“We recommend that you grant permission for the ICMP unreachable message type (type 3). Denying ICMP unreachable messages disables ICMP Path MTU discovery, which can halt IPSec and PPTP traffic. See RFC 1195 and RFC 1435 for details about Path MTU Discovery.”

In order to allow Path MTU discovery to function you will need to allow at least ICMP type 3 code 4 packets (fragmentation needed) to be received by the firewall. Unfortunately filtering or rate-limiting on a Cisco ASA does not seem to have an affect against the BlackNurse attack, the CPU max out anyway. Our best recommendation for protecting a Cisco ASA firewall against the BlackNurse attack is therefore to rate-limit incoming ICMP traffic on an upstream router.

Another alternative is to upgrade the Cisco ASA to a more high-end one with multiple CPU cores, since the BlackNurse attack seems to not be as effective on muti-core ASA's. A third mitigation option is to use a firewall from a different vendor than Cisco. However, please note that it's likely that other vendors also have products that are vulnerable to the BlackNurse attack.

To learn more about the BlackNurse attack, visit or download the full BlackNurse report from TDC.

Update November 12, 2016

Devices verified by TDC to be vulnerable to the BlackNurse attack:

  • Cisco ASA 5505, 5506, 5515, 5525 and 5540 (default settings)
  • Cisco ASA 5550 (Legacy) and 5515-X (latest generation)
  • Cisco 897 router
  • Cisco 6500 router (with SUP2T and Netflow v9 on the inbound interface)
  • Fortigate 60c and 100D (even with drop ICMP on). See response from Fortinet.
  • Fortinet v5.4.1 (one CPU consumed)
  • Palo Alto (unless ICMP Flood DoS protection is activated). See advisory from Palo Alto.
  • SonicWall (if misconfigured)
  • Zyxel NWA3560-N (wireless attack from LAN Side)
  • Zyxel Zywall USG50

Update November 17, 2016

There seems to be some confusion/amusement/discussion going on regarding why this attack is called the “BlackNurse”. Also, googling “black nurse” might not be 100 percent safe-for-work, since you risk getting search results with inappropriate videos that have nothing to do with this attack.

The term “BlackNurse”, which has been used within the TDC SOC for some time to denote the “ICMP 3,3” attack, is actually referring to the two guys at the SOC who noticed how surprisingly effective this attack was.
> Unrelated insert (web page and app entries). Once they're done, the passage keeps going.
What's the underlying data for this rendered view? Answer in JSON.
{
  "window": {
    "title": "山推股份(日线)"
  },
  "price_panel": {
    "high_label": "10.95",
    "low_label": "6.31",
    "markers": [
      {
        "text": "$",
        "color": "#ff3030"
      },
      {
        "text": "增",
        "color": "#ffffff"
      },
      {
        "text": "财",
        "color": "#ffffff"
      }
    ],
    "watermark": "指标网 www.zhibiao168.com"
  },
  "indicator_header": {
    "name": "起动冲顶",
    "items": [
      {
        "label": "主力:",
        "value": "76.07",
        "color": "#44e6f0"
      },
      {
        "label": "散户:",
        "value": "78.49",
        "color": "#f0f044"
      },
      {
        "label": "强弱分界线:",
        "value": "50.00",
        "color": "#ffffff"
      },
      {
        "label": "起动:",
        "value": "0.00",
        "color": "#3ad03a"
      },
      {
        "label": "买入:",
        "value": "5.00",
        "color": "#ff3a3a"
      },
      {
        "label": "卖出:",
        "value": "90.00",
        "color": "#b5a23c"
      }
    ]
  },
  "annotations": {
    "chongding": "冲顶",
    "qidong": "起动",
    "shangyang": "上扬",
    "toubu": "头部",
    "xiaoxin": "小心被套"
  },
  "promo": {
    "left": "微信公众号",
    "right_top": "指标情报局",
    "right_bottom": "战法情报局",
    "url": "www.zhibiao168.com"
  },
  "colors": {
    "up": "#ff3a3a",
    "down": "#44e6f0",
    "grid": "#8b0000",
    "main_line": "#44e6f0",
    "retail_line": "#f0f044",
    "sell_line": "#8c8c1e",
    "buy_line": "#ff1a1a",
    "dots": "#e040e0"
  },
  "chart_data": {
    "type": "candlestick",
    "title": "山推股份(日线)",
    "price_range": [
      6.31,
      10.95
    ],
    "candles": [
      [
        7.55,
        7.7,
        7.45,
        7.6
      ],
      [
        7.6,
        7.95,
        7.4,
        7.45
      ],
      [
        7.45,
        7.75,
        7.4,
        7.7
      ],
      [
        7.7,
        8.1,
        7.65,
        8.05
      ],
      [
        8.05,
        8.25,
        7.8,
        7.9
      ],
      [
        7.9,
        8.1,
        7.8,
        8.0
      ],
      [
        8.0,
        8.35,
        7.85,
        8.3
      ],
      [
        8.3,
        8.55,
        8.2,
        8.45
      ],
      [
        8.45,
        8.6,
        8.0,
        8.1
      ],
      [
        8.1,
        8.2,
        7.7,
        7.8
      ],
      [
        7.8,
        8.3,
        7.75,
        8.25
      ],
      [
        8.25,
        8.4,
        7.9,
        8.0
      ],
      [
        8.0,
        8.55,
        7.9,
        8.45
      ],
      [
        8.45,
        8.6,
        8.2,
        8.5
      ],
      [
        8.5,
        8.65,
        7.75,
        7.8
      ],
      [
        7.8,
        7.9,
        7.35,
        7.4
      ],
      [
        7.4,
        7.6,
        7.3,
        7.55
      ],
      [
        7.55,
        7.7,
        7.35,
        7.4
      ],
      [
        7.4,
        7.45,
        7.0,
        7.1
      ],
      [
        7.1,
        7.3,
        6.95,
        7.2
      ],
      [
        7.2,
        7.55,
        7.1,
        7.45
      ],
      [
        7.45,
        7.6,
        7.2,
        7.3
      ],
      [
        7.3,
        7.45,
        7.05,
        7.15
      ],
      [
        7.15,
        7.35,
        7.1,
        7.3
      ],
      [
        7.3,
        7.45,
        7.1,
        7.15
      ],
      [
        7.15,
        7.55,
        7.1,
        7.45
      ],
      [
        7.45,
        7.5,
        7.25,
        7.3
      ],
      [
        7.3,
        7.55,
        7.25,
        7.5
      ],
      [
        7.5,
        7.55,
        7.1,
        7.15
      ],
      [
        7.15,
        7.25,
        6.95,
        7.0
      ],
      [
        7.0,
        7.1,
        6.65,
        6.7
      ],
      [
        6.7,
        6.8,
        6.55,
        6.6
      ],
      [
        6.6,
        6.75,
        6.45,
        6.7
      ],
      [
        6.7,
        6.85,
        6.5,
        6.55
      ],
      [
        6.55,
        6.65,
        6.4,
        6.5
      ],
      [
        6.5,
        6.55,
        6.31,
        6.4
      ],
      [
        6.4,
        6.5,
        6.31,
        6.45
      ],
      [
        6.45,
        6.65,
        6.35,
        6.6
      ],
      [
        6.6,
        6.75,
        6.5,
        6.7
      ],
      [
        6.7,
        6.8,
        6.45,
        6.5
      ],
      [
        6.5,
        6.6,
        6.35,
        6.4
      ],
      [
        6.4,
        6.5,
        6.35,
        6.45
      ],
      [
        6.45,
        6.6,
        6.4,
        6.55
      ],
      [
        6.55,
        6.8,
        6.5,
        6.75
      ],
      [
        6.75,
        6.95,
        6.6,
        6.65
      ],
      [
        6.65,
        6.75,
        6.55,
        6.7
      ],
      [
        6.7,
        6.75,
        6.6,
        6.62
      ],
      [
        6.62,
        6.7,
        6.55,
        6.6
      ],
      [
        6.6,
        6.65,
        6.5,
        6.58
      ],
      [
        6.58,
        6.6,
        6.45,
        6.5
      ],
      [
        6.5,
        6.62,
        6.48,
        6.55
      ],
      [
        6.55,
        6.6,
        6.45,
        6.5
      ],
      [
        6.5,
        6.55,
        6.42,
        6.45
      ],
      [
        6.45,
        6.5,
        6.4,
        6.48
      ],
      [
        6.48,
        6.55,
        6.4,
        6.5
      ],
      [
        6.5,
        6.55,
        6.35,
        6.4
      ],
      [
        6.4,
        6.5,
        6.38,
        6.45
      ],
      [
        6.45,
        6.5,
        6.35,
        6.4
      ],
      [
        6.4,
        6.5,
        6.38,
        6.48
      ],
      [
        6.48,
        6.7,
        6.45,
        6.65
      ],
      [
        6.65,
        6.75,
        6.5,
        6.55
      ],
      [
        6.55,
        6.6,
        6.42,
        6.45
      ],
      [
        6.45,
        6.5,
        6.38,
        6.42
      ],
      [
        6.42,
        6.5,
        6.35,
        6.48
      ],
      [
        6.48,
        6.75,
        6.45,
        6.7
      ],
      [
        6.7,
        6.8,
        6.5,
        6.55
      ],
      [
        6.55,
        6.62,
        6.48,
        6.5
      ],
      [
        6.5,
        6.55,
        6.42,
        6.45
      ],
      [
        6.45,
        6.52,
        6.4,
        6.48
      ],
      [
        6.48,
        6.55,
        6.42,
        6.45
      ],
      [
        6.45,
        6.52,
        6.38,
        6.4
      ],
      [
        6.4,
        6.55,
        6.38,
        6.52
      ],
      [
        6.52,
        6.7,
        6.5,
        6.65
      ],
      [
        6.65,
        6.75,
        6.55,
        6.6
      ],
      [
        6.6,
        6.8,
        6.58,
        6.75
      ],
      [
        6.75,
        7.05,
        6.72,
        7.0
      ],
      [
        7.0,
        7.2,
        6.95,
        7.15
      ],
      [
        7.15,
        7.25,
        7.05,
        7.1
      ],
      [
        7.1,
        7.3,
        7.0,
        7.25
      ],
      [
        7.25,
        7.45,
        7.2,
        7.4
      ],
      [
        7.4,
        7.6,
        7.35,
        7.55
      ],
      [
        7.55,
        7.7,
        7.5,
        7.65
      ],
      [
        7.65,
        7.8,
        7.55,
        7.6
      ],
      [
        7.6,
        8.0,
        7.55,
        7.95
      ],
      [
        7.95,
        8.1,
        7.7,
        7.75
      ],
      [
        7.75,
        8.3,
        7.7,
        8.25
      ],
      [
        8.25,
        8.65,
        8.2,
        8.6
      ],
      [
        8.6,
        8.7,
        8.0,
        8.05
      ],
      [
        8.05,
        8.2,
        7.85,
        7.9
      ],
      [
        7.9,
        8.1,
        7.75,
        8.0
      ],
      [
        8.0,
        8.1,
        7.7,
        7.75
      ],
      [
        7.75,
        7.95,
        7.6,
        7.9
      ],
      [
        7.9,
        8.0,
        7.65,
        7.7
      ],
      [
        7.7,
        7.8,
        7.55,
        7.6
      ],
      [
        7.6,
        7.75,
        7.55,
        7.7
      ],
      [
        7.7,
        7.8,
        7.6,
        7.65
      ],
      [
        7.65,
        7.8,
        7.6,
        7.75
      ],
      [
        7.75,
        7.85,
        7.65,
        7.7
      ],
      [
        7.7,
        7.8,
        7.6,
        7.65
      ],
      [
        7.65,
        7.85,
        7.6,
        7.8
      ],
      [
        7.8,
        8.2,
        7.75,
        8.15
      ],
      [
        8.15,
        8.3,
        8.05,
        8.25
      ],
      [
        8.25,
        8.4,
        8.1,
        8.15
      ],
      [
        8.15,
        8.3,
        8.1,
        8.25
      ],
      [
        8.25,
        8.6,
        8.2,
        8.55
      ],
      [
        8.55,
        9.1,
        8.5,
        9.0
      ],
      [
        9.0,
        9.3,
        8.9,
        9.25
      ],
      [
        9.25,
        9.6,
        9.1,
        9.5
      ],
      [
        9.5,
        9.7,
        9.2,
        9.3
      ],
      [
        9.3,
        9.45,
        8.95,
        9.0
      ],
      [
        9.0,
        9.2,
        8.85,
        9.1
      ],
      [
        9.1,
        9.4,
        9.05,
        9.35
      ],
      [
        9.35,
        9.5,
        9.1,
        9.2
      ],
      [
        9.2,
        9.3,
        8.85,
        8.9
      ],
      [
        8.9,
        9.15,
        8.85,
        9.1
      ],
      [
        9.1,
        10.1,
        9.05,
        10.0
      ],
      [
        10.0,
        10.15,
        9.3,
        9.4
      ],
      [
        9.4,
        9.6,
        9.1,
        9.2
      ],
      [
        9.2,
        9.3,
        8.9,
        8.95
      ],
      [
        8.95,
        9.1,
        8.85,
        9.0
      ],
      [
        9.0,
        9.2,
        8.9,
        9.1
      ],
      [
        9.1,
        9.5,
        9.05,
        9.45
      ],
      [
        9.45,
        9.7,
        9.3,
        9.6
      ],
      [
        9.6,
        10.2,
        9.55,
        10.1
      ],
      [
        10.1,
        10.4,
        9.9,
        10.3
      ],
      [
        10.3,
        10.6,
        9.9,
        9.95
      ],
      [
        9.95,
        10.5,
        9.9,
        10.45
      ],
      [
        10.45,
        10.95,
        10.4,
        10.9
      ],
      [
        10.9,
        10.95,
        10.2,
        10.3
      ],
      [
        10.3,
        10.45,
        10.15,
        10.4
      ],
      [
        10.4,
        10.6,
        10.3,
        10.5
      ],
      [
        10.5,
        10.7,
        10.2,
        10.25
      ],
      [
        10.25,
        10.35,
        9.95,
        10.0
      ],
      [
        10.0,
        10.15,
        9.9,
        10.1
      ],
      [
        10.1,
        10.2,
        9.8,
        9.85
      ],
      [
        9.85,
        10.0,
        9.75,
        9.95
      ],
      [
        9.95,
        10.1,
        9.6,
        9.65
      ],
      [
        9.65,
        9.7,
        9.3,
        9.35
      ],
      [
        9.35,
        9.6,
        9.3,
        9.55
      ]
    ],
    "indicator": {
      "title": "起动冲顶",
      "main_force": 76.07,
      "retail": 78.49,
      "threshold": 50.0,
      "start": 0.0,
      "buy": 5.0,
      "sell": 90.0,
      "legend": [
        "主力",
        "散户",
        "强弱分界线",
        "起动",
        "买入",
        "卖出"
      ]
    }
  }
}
One of these guys is a former blacksmith and the other a nurse, which was why a college of theirs jokingly came up with the name “BlackNurse”. However, although it was first intended as a joke, the team decided to call the attack “BlackNurse” even when going public about it.

Posted by Erik Hjelmvik on Thursday, 10 November 2016 07:40:00 (UTC/GMT)

Tags: #tshark

Share: Facebook   Twitter   Reddit   Hacker News Short URL:

X / twitter

NETRESEC on X / Twitter: @netresec


NETRESEC on Mastodon: